What’s the story behind the invoices from fake registers that you receive after establishing your business?
It happens again and again that companies enter into agreements for an entry in a business directory against their will. If you only glance at the forms and sign them without checking them carefully, you may encounter unpleasant surprises that can cost you money.
How can you tell if it is an official invoice?
- An official invoice comes from the commercial register office of the canton where your business is registered (e.g. the commercial register office of the canton of Zurich)
- It states clearly what the invoice is for (e.g. registration of the company and the authorised signatories)
- You can often tell that it is an official letter thanks to the cantonal coat of arms and the contact details
What do fake invoices normally look like?
- They may use terms such as “register” and “Switzerland”, but they do not use the name “Cantonal Commercial Register”, as this would make them liable to prosecution
- In most cases, they are very vague about what you actually get when you pay. You are merely entered in an unknown, unofficial register
- The letter does not contain any direct contact information, and the recipient is a company rather than the canton
What should I do if I receive a fake invoice like this?
The simplest thing to do is just throw the invoice away and don’t worry any more about it. If you have any doubts about whether it is a genuine invoice, you can always contact the person at Foundera who is supporting your start-up.
If you have already paid the invoice, it will be difficult to get the money back.
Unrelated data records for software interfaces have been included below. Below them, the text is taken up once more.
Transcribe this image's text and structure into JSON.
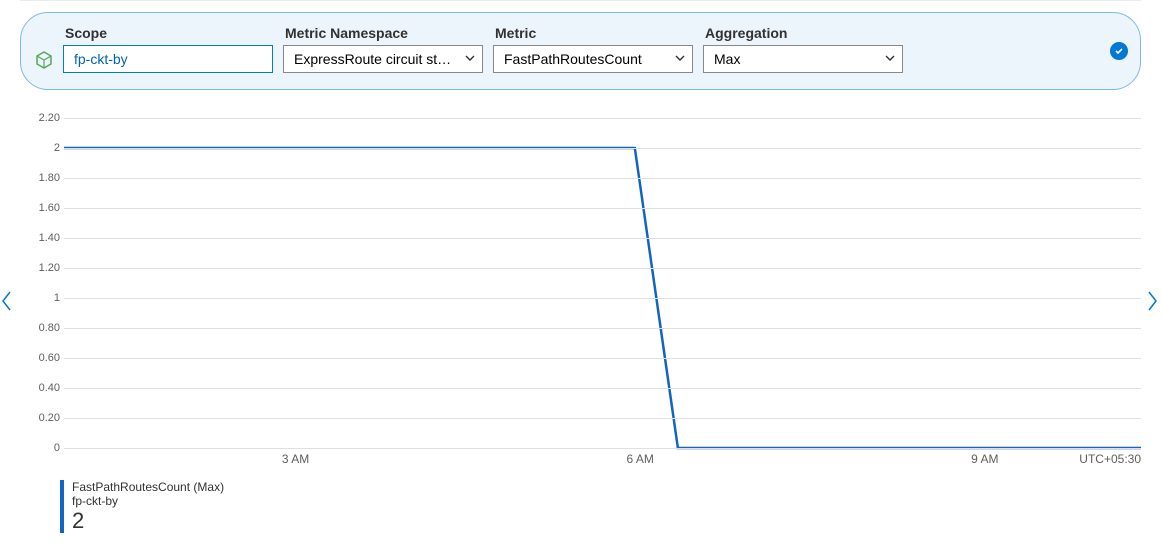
{
  "filters": {
    "scope_label": "Scope",
    "scope_value": "fp-ckt-by",
    "namespace_label": "Metric Namespace",
    "namespace_value": "ExpressRoute circuit sta...",
    "metric_label": "Metric",
    "metric_value": "FastPathRoutesCount",
    "aggregation_label": "Aggregation",
    "aggregation_value": "Max"
  },
  "legend": {
    "title": "FastPathRoutesCount (Max)",
    "subtitle": "fp-ckt-by",
    "value": "2"
  },
  "timezone": "UTC+05:30",
  "chart_data": {
    "type": "line",
    "title": "",
    "xlabel": "",
    "ylabel": "",
    "ylim": [
      0,
      2.2
    ],
    "y_ticks": [
      2.2,
      2,
      1.8,
      1.6,
      1.4,
      1.2,
      1,
      0.8,
      0.6,
      0.4,
      0.2,
      0
    ],
    "y_tick_labels": [
      "2.20",
      "2",
      "1.80",
      "1.60",
      "1.40",
      "1.20",
      "1",
      "0.80",
      "0.60",
      "0.40",
      "0.20",
      "0"
    ],
    "x_tick_positions_pct": [
      21.5,
      53.5,
      85.5
    ],
    "x_tick_labels": [
      "3 AM",
      "6 AM",
      "9 AM"
    ],
    "series": [
      {
        "name": "FastPathRoutesCount (Max)",
        "color": "#1164c5",
        "points_pct": [
          {
            "x": 0,
            "y": 2
          },
          {
            "x": 53,
            "y": 2
          },
          {
            "x": 57,
            "y": 0
          },
          {
            "x": 100,
            "y": 0
          }
        ]
      }
    ]
  }
}
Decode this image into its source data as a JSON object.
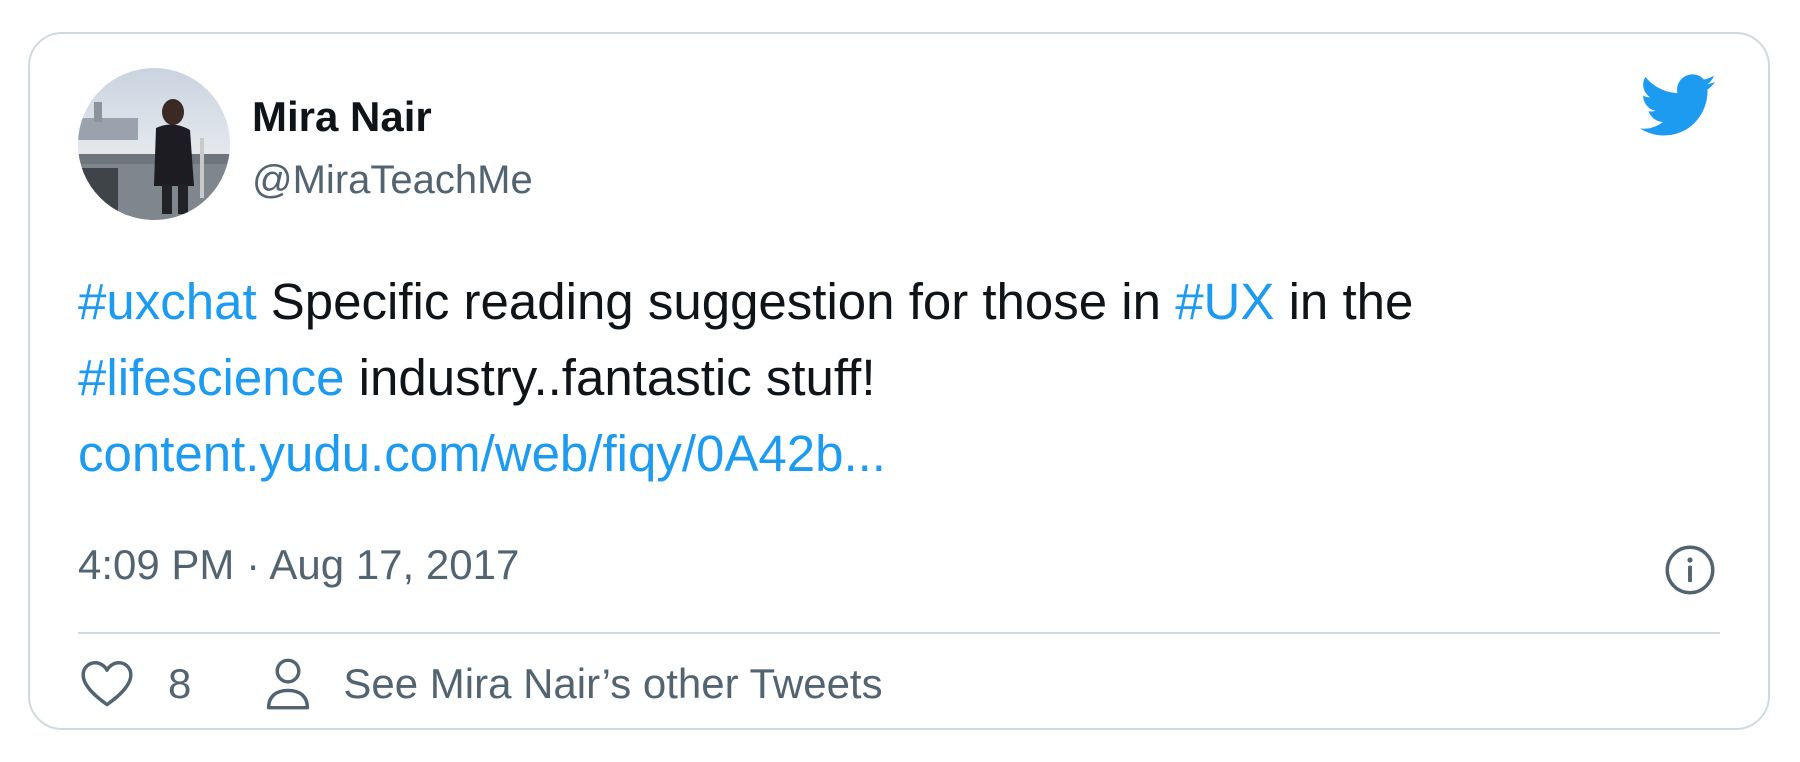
{
  "author": {
    "name": "Mira Nair",
    "handle": "@MiraTeachMe"
  },
  "tweet": {
    "hashtag_1": "#uxchat",
    "text_1": " Specific reading suggestion for those in ",
    "hashtag_2": "#UX",
    "text_2": " in the ",
    "hashtag_3": "#lifescience",
    "text_3": " industry..fantastic stuff!",
    "link": "content.yudu.com/web/fiqy/0A42b..."
  },
  "timestamp": "4:09 PM · Aug 17, 2017",
  "actions": {
    "like_count": "8",
    "other_tweets_label": "See Mira Nair’s other Tweets"
  },
  "colors": {
    "link_blue": "#1d9bf0",
    "text": "#0f1419",
    "secondary_text": "#536471",
    "border": "#cfd9de"
  },
  "icons": {
    "brand": "twitter-bird-icon",
    "info": "info-icon",
    "like": "heart-icon",
    "profile": "person-icon"
  }
}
You can file a complaint with the State Secretariat for Economic Affairs (SECO). You can find all important information from SECO about phoney directories and fake registers, as well as the complaint form, here.